Task goal »
Without the pictures, retype each line below exactly as it stands.

Exercise data »
------------

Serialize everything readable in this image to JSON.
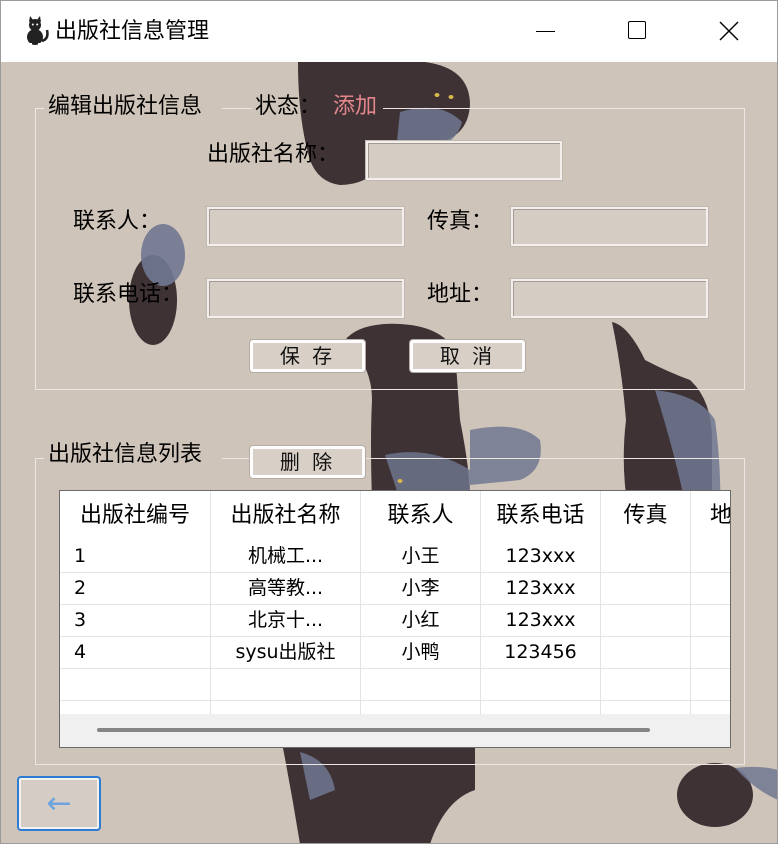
{
  "window": {
    "title": "出版社信息管理",
    "icon": "cat-icon",
    "controls": {
      "minimize": "minimize-icon",
      "maximize": "maximize-icon",
      "close": "close-icon"
    }
  },
  "edit_group": {
    "title": "编辑出版社信息",
    "status_label": "状态：",
    "status_value": "添加",
    "fields": {
      "name": {
        "label": "出版社名称：",
        "value": ""
      },
      "contact": {
        "label": "联系人：",
        "value": ""
      },
      "fax": {
        "label": "传真：",
        "value": ""
      },
      "phone": {
        "label": "联系电话：",
        "value": ""
      },
      "address": {
        "label": "地址：",
        "value": ""
      }
    },
    "save_label": "保 存",
    "cancel_label": "取 消"
  },
  "list_group": {
    "title": "出版社信息列表",
    "delete_label": "删 除",
    "columns": [
      "出版社编号",
      "出版社名称",
      "联系人",
      "联系电话",
      "传真",
      "地"
    ],
    "rows": [
      [
        "1",
        "机械工...",
        "小王",
        "123xxx",
        "",
        ""
      ],
      [
        "2",
        "高等教...",
        "小李",
        "123xxx",
        "",
        ""
      ],
      [
        "3",
        "北京十...",
        "小红",
        "123xxx",
        "",
        ""
      ],
      [
        "4",
        "sysu出版社",
        "小鸭",
        "123456",
        "",
        ""
      ]
    ]
  },
  "back_button": {
    "icon": "arrow-left-icon",
    "glyph": "←"
  },
  "colors": {
    "background": "#cfc4b9",
    "status_text": "#e3868c",
    "focus_border": "#2c7cd3",
    "back_arrow": "#6ea3dc"
  }
}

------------

Answer space »
Serialize everything readable in this image to JSON.
{
  "window": {
    "title": "出版社信息管理",
    "icon": "cat-icon",
    "controls": {
      "minimize": "minimize-icon",
      "maximize": "maximize-icon",
      "close": "close-icon"
    }
  },
  "edit_group": {
    "title": "编辑出版社信息",
    "status_label": "状态：",
    "status_value": "添加",
    "fields": {
      "name": {
        "label": "出版社名称：",
        "value": ""
      },
      "contact": {
        "label": "联系人：",
        "value": ""
      },
      "fax": {
        "label": "传真：",
        "value": ""
      },
      "phone": {
        "label": "联系电话：",
        "value": ""
      },
      "address": {
        "label": "地址：",
        "value": ""
      }
    },
    "save_label": "保 存",
    "cancel_label": "取 消"
  },
  "list_group": {
    "title": "出版社信息列表",
    "delete_label": "删 除",
    "columns": [
      "出版社编号",
      "出版社名称",
      "联系人",
      "联系电话",
      "传真",
      "地"
    ],
    "rows": [
      [
        "1",
        "机械工...",
        "小王",
        "123xxx",
        "",
        ""
      ],
      [
        "2",
        "高等教...",
        "小李",
        "123xxx",
        "",
        ""
      ],
      [
        "3",
        "北京十...",
        "小红",
        "123xxx",
        "",
        ""
      ],
      [
        "4",
        "sysu出版社",
        "小鸭",
        "123456",
        "",
        ""
      ]
    ]
  },
  "back_button": {
    "icon": "arrow-left-icon",
    "glyph": "←"
  },
  "colors": {
    "background": "#cfc4b9",
    "status_text": "#e3868c",
    "focus_border": "#2c7cd3",
    "back_arrow": "#6ea3dc"
  }
}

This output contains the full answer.